At the 1960 Golden Globes

At the 1960 Golden Globes

Doris attended the Seven Year Itch party at Romanoff’s in 1954, so it’s very likely the two met on that occasion.

Marilyn and Doris were both nominated for the Best Actress in a Musical or Comedy award at the 1960 Golden Globes, and both attended the ceremony, where Marilyn won. Doris took home the Henrietta Award for World Film Favourite, a title Marilyn had won before and would win again in 1962. Again, it seems likely they would have run into each other at the ceremony.
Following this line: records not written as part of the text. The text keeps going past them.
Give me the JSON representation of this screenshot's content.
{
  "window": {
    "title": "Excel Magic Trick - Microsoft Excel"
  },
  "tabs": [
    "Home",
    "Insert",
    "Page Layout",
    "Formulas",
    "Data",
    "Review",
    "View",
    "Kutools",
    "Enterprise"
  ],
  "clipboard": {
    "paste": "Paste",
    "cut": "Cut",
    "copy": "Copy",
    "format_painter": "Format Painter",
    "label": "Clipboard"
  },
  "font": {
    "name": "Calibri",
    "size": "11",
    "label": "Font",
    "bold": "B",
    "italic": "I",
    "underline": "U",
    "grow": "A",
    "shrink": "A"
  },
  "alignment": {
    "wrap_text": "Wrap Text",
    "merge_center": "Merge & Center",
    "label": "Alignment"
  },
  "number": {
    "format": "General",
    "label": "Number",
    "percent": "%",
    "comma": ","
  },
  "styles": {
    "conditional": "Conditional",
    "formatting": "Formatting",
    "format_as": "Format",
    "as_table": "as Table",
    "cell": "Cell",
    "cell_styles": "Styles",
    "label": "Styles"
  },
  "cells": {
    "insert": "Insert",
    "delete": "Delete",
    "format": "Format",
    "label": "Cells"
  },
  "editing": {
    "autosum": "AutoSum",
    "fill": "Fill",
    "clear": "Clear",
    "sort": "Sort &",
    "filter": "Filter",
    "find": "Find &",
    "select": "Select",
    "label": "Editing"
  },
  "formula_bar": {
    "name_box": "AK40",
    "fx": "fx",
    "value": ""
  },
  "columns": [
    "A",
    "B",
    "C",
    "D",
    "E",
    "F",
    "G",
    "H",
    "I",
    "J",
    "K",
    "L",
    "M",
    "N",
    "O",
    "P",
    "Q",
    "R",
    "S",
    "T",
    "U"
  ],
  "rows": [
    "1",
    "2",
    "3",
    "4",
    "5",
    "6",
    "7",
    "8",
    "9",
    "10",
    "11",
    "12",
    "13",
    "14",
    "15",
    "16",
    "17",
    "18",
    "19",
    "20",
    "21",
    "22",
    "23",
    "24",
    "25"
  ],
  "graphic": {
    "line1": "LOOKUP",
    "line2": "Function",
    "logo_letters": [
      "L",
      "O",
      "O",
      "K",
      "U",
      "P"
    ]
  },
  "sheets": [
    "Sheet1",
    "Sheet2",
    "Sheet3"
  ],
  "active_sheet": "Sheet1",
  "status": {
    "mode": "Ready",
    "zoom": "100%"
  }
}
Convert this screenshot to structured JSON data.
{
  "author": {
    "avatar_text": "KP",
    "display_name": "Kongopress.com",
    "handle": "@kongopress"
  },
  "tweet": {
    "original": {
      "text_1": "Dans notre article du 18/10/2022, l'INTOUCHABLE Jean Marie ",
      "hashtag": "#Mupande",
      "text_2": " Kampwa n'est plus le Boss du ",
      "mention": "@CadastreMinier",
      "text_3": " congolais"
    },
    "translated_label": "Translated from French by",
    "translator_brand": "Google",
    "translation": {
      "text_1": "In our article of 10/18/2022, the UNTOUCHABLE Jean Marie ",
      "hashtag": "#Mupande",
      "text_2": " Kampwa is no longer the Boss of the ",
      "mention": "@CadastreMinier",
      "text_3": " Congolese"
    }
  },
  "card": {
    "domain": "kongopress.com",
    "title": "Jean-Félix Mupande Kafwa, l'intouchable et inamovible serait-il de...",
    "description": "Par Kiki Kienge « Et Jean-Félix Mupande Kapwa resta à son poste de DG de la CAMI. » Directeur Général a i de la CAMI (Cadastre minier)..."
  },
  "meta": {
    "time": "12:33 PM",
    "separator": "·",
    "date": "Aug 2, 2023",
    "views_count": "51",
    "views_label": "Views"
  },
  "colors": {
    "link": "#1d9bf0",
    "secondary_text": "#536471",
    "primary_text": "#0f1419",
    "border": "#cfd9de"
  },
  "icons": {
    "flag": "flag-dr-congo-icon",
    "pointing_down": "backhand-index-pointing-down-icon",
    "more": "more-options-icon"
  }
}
Although on the surface Doris Day and Marilyn Monroe – the girl next door and the sex symbol – were polar opposites, they had some things in common. Both loved animals, both counted some of Hollywood’s famously closeted gay men among their close friends (Doris made multiple films with Rock Hudson and was very close friends with him), and both had little interest in wealth. However, Doris’ clean image and conservative beliefs were not just on the surface, and unlike Marilyn she refused to do any nudity. But in the end, both just wanted their work to make people happy.


“I want to smile and I want to make people laugh. And that’s all I want. I like it. I like being happy. I want to make others happy.”


-Leslie Kasperowicz for Immortal Marilyn